Sure, the PS4 has some entertainment apps, like Hulu, Netflix and Crackle. And it's sure to get many more over its lifespan. It has an internet browser too, of course. But you won't be plugging your cable box into the back of the PS4, or calling out the names of Skype contacts. On PS4, you'll be playing video games.
The PS4 is a sleek if oddly proportioned little black box. Unlike the PS3, Sony's new console was clearly designed to blend nicely with the rest of your living room electronics (from a hardware perspective, at least).
Its odd angles and lines feel strange when you're holding it, but on a shelf under a TV the quirkiness of the console's design disappears. Its slanted facade looks great lying flat facing forward, though standing it up feels a bit too wobbly, even with a stand.
In an effort to keep that facade clean-looking, Sony made the eject and power buttons all but invisible. They're tiny! That's OK, because for the most part you'll be doing those things with the controller anyway.
The PS4 controller is a massive improvement over the PS3's gamepad. The handles are longer and the sticks are no longer convex, so your thumbs won't slip off of them so easily. The new touchpad nestled in its center presents some interesting opportunities, though few games really use it at this point. And the bright color-changing light bar lets the PlayStation Camera easily track it (if you have one) and flashes red when the battery is low.
The PS4 runs quiet and is clearly capable of producing insane graphics. It also comes with a nifty little single-earbud headset for voice communications.
If there's one thing you can say about the PS4's user interface and operating system, it's that it's simple. But this early in the console's life you're bound to run into some problems.
As of launch, you can't change the theme or background, so you're stuck with blue for now. And unlike the Xbox's smart multi-page system, which shows recently used items but also lets you pin up to 25 items to the home screen, there's zero customization in the PS4's UI. In one long, horizontal line of tiles, it shows recently used apps, Sony services like Music and Video Unlimited (whether you've signed up for them or not), and a single folder containing all of your apps and games.
The interface's single other layer is accessed by moving up from the home screen, and it contains notifications, settings, trophies, etc. This system actually works fine for now, but once you've downloaded dozens of games it's not going to be fun to dig them out of that folder.
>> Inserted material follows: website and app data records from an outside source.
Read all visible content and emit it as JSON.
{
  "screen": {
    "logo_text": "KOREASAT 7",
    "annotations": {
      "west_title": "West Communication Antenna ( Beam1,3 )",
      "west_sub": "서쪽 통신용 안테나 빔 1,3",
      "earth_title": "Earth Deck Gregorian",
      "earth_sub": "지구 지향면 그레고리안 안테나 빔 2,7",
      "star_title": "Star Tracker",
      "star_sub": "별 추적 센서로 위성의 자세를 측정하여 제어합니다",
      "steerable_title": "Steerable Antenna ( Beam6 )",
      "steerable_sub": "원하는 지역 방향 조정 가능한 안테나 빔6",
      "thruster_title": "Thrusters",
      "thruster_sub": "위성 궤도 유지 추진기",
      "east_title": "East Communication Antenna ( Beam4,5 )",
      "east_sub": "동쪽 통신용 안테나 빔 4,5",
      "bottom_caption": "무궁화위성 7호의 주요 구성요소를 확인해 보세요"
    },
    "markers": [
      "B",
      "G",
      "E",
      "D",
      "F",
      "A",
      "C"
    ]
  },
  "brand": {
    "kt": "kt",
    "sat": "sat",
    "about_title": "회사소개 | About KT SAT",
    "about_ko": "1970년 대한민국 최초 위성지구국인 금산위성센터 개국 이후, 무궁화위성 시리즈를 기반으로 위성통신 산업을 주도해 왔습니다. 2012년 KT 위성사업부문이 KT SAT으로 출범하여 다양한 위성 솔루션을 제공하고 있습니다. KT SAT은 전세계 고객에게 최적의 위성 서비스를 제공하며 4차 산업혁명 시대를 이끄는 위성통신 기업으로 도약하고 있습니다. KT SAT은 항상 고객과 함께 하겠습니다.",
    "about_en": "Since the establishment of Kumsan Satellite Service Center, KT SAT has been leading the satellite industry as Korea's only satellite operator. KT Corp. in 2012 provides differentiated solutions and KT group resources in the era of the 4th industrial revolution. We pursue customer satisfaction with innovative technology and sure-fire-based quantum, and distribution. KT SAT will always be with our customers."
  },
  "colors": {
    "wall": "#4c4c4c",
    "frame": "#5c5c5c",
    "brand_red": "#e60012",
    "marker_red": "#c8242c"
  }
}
Hopefully there will be a significant redesign by then, because for now the PS4's UI is far too simple.
It's great that you can begin playing games while they download or install (inserting a disc causes the game to begin installing immediately—you'll still need the disc, but at least it's much faster than on PS3). Loading times overall range from surprisingly quick to agonizingly slow, depending on the game and how many things the system is doing at once. There are some more serious issues—attempting to sign in to Netflix might cause your system to become a brick, for example, requiring you to unplug its power cord to reset it.
At least pressing the PS button brings you back to the home screen very quickly, and pressing it again sends you back to whatever you were doing. It's convenient and far better than the PS3's clunky navigation. And the controller's new "Share" button lets you clip gameplay footage or take screenshots on the fly, any time.